The epilogue indicates that humanity does learn to co-exist along with these monsters, now under the control of the less antagonistic Godzilla, and that somehow their actions, with all their crazy radiation and such, leads to the renewal of biospheres and so on. So in other words, Emma was right, and Mark has learned a valuable lesson about life, which is that even if your child dies because of a giant monster attack, it’s still better to be nice to the monster in case another meaner monster comes along.
I spend all this time revisiting the plot because the easiest way to talk about the film is to let the evidence speak for itself: the movie tells a bad story buoyed by bad performances that fail to connect on almost every level. It’s hard to understand how this has happened–the cast has a good pedigree. Vera Farmiga and Sally Hawkins (the uninteresting white lady) have both been nominated for Oscars, Kyle Chandler has been nominated for Emmy’s, Millie Bobby Brown kills it on Stranger Things, Bradley Whitford (the snarky white scientist) was amazing on The West Wing, Ken Watanabe just walks around on screen with a coolness modifier of +10, Ziyi Zhang (the twin Chinese scientists) was great in Crouching Tiger, Hidden Dragon, and Charles Dance (the eco-terrorist) and David Strathairn (a stodgy military guy) both have a lot of good work under their belts. And yet, none of them are interesting, engaging or believable in this movie. Amusingly, Godzilla, Rodan, Mothra and King Ghidorah are all credited in the cast as Themselves, and they are far and away the most compelling characters on the screen.

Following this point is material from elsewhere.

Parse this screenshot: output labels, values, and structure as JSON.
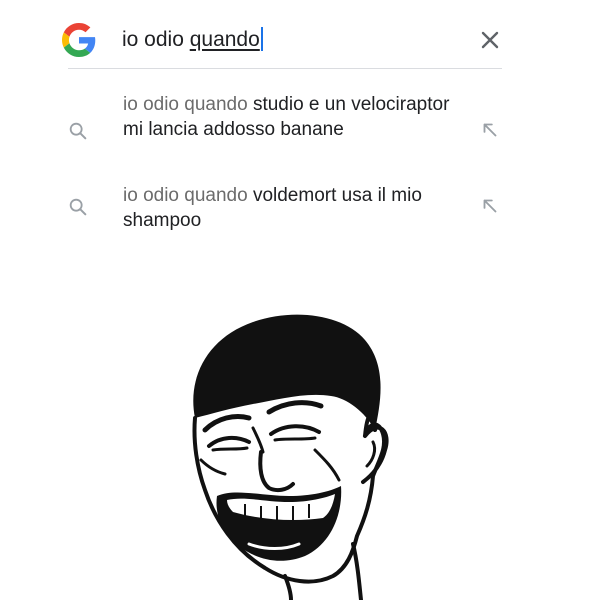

I’m not saying that that doesn’t take work or talent–it certainly does and the movie is to be commended for it. People who complained about 2014’s Godzilla for keeping the monsters off the screen too much should have plenty to enjoy here. Rod, who is much more of a Godzilla follower than me, said there were a number of moments that completely thrilled his inner fan. And there was a completely amazing bit at the end where you think that somehow King Ghidorah has survived the final attack, only for the smoke to clear and you realize it’s just one of his heads in Godzilla’s mouth, before it’s completely blown away.
But, with all that, if you’re going to fill half or more of your movie with human beings running around being people, then it’s impossible to call the movie a success when all you end up with are contrived caricatures. The movie expects to be able to offer up a few tired personality quirks and to make its cast sympathetic and emotionally engaging. But each effort just leaves me cold and impatient for the film to get on with things. How many times can I watch Millie Bobby Brown reach out to touch a monster or its shell with reverential awe? How many times can I watch the villains talk about the cancer of humanity upon the earth and the need for it to be cleansed? How many times can I watch Bradley Whitford diffuse the tension with a snide joke? The answer is zero, without smirking at it all, when the treatment is so artificial and cliched, and it’s all set upon such an illogical backdrop of a plot.
In the end, the “performances” of the monsters just aren’t enough to redeem it all.